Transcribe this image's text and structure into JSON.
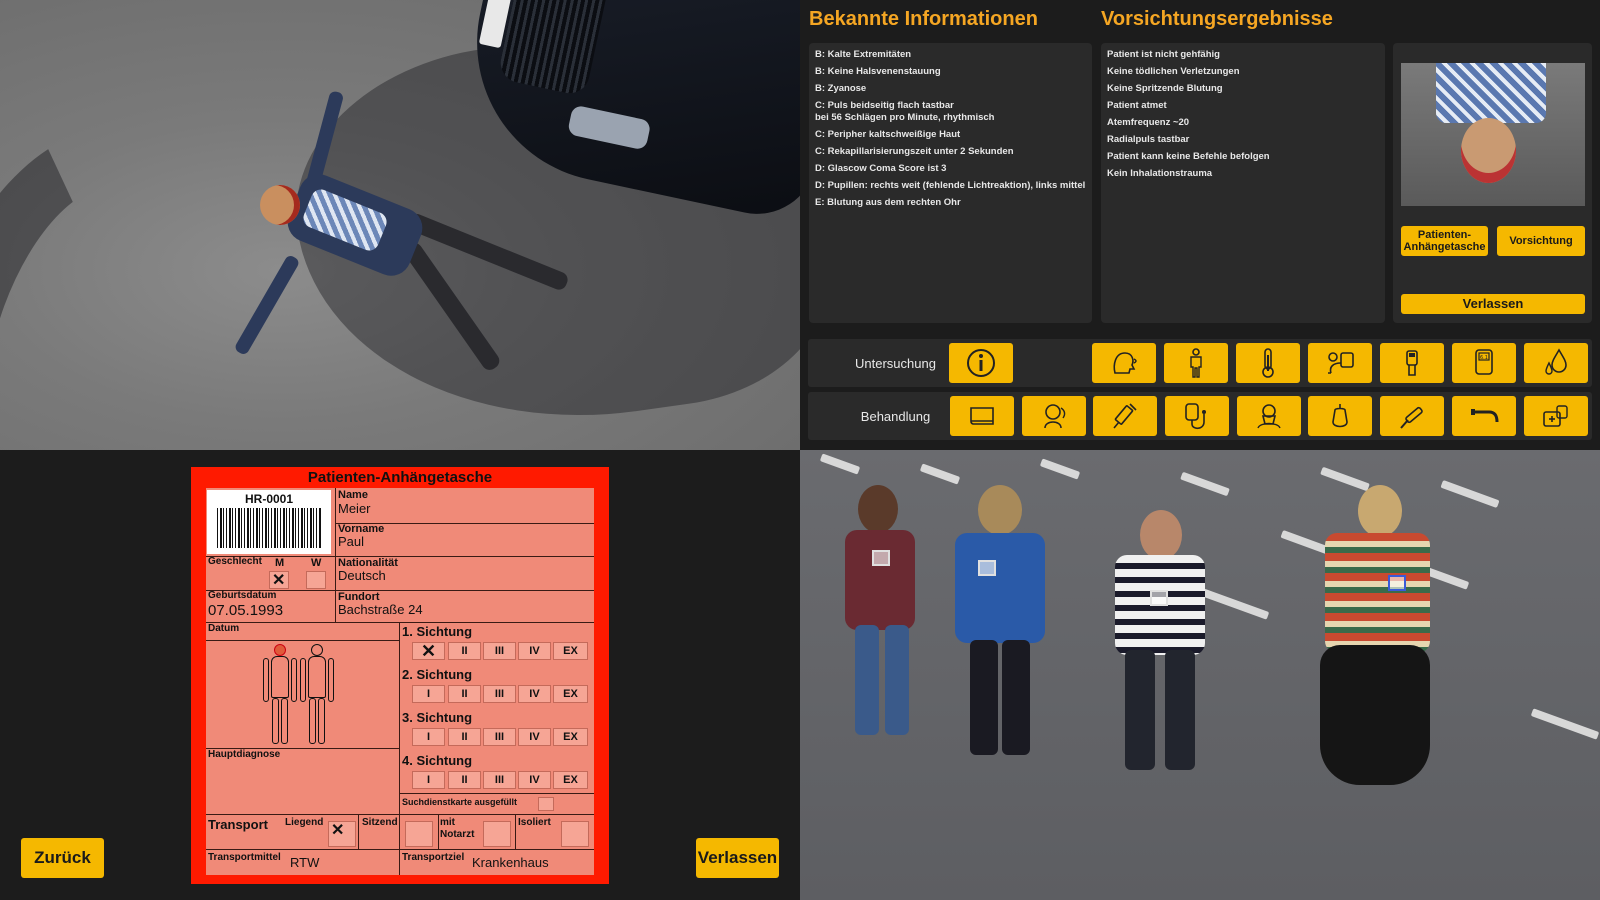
{
  "known_info": {
    "title": "Bekannte Informationen",
    "items": [
      "B: Kalte Extremitäten",
      "B: Keine Halsvenenstauung",
      "B: Zyanose",
      "C: Puls beidseitig flach tastbar\nbei 56 Schlägen pro Minute, rhythmisch",
      "C: Peripher kaltschweißige Haut",
      "C: Rekapillarisierungszeit unter 2 Sekunden",
      "D: Glascow Coma Score ist 3",
      "D: Pupillen: rechts weit (fehlende Lichtreaktion), links mittel",
      "E: Blutung aus dem rechten Ohr"
    ]
  },
  "precaution_results": {
    "title": "Vorsichtungsergebnisse",
    "items": [
      "Patient ist nicht gehfähig",
      "Keine tödlichen Verletzungen",
      "Keine Spritzende Blutung",
      "Patient atmet",
      "Atemfrequenz ~20",
      "Radialpuls tastbar",
      "Patient kann keine Befehle befolgen",
      "Kein Inhalationstrauma"
    ]
  },
  "side_buttons": {
    "tag_label": "Patienten-\nAnhängetasche",
    "precaution_label": "Vorsichtung",
    "leave_label": "Verlassen"
  },
  "rows": {
    "exam_label": "Untersuchung",
    "treatment_label": "Behandlung",
    "exam_icons": [
      "info-icon",
      "breathing-check-icon",
      "body-check-icon",
      "thermometer-icon",
      "blood-pressure-icon",
      "pulse-oximeter-icon",
      "glucose-meter-icon",
      "blood-drop-icon"
    ],
    "treatment_icons": [
      "blanket-icon",
      "head-position-icon",
      "syringe-icon",
      "infusion-icon",
      "oxygen-mask-icon",
      "infusion-bag-icon",
      "tourniquet-icon",
      "airway-tube-icon",
      "medical-kit-icon"
    ]
  },
  "tag": {
    "title": "Patienten-Anhängetasche",
    "id": "HR-0001",
    "name_label": "Name",
    "name": "Meier",
    "firstname_label": "Vorname",
    "firstname": "Paul",
    "gender_label": "Geschlecht",
    "gender_m": "M",
    "gender_w": "W",
    "gender_selected": "M",
    "nationality_label": "Nationalität",
    "nationality": "Deutsch",
    "birthdate_label": "Geburtsdatum",
    "birthdate": "07.05.1993",
    "fundort_label": "Fundort",
    "fundort": "Bachstraße 24",
    "date_label": "Datum",
    "diagnosis_label": "Hauptdiagnose",
    "sightings": [
      {
        "label": "1. Sichtung",
        "selected": "I"
      },
      {
        "label": "2. Sichtung",
        "selected": ""
      },
      {
        "label": "3. Sichtung",
        "selected": ""
      },
      {
        "label": "4. Sichtung",
        "selected": ""
      }
    ],
    "categories": [
      "I",
      "II",
      "III",
      "IV",
      "EX"
    ],
    "search_card_label": "Suchdienstkarte ausgefüllt",
    "transport_label": "Transport",
    "lying_label": "Liegend",
    "sitting_label": "Sitzend",
    "with_doctor_label": "mit\nNotarzt",
    "isolated_label": "Isoliert",
    "transport_selected": "Liegend",
    "transport_means_label": "Transportmittel",
    "transport_means": "RTW",
    "destination_label": "Transportziel",
    "destination": "Krankenhaus"
  },
  "nav": {
    "back_label": "Zurück",
    "leave_label": "Verlassen"
  },
  "colors": {
    "accent": "#f5b800",
    "heading": "#f5a623",
    "tag_border": "#ff1a00",
    "tag_fill": "#f08a78"
  }
}
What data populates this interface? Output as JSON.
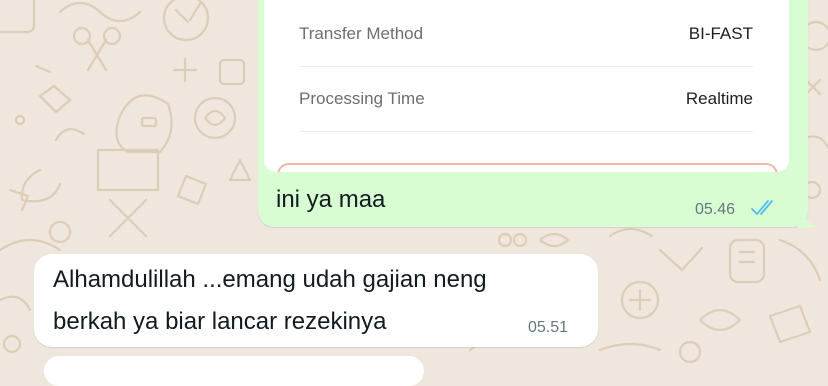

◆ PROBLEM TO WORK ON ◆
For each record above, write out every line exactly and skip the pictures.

◆ WRITTEN SOLUTION ◆
Transcribe this image's text and structure into JSON.
{
  "known_info": {
    "title": "Bekannte Informationen",
    "items": [
      "B: Kalte Extremitäten",
      "B: Keine Halsvenenstauung",
      "B: Zyanose",
      "C: Puls beidseitig flach tastbar\nbei 56 Schlägen pro Minute, rhythmisch",
      "C: Peripher kaltschweißige Haut",
      "C: Rekapillarisierungszeit unter 2 Sekunden",
      "D: Glascow Coma Score ist 3",
      "D: Pupillen: rechts weit (fehlende Lichtreaktion), links mittel",
      "E: Blutung aus dem rechten Ohr"
    ]
  },
  "precaution_results": {
    "title": "Vorsichtungsergebnisse",
    "items": [
      "Patient ist nicht gehfähig",
      "Keine tödlichen Verletzungen",
      "Keine Spritzende Blutung",
      "Patient atmet",
      "Atemfrequenz ~20",
      "Radialpuls tastbar",
      "Patient kann keine Befehle befolgen",
      "Kein Inhalationstrauma"
    ]
  },
  "side_buttons": {
    "tag_label": "Patienten-\nAnhängetasche",
    "precaution_label": "Vorsichtung",
    "leave_label": "Verlassen"
  },
  "rows": {
    "exam_label": "Untersuchung",
    "treatment_label": "Behandlung",
    "exam_icons": [
      "info-icon",
      "breathing-check-icon",
      "body-check-icon",
      "thermometer-icon",
      "blood-pressure-icon",
      "pulse-oximeter-icon",
      "glucose-meter-icon",
      "blood-drop-icon"
    ],
    "treatment_icons": [
      "blanket-icon",
      "head-position-icon",
      "syringe-icon",
      "infusion-icon",
      "oxygen-mask-icon",
      "infusion-bag-icon",
      "tourniquet-icon",
      "airway-tube-icon",
      "medical-kit-icon"
    ]
  },
  "tag": {
    "title": "Patienten-Anhängetasche",
    "id": "HR-0001",
    "name_label": "Name",
    "name": "Meier",
    "firstname_label": "Vorname",
    "firstname": "Paul",
    "gender_label": "Geschlecht",
    "gender_m": "M",
    "gender_w": "W",
    "gender_selected": "M",
    "nationality_label": "Nationalität",
    "nationality": "Deutsch",
    "birthdate_label": "Geburtsdatum",
    "birthdate": "07.05.1993",
    "fundort_label": "Fundort",
    "fundort": "Bachstraße 24",
    "date_label": "Datum",
    "diagnosis_label": "Hauptdiagnose",
    "sightings": [
      {
        "label": "1. Sichtung",
        "selected": "I"
      },
      {
        "label": "2. Sichtung",
        "selected": ""
      },
      {
        "label": "3. Sichtung",
        "selected": ""
      },
      {
        "label": "4. Sichtung",
        "selected": ""
      }
    ],
    "categories": [
      "I",
      "II",
      "III",
      "IV",
      "EX"
    ],
    "search_card_label": "Suchdienstkarte ausgefüllt",
    "transport_label": "Transport",
    "lying_label": "Liegend",
    "sitting_label": "Sitzend",
    "with_doctor_label": "mit\nNotarzt",
    "isolated_label": "Isoliert",
    "transport_selected": "Liegend",
    "transport_means_label": "Transportmittel",
    "transport_means": "RTW",
    "destination_label": "Transportziel",
    "destination": "Krankenhaus"
  },
  "nav": {
    "back_label": "Zurück",
    "leave_label": "Verlassen"
  },
  "colors": {
    "accent": "#f5b800",
    "heading": "#f5a623",
    "tag_border": "#ff1a00",
    "tag_fill": "#f08a78"
  }
}
What data populates this interface? Output as JSON.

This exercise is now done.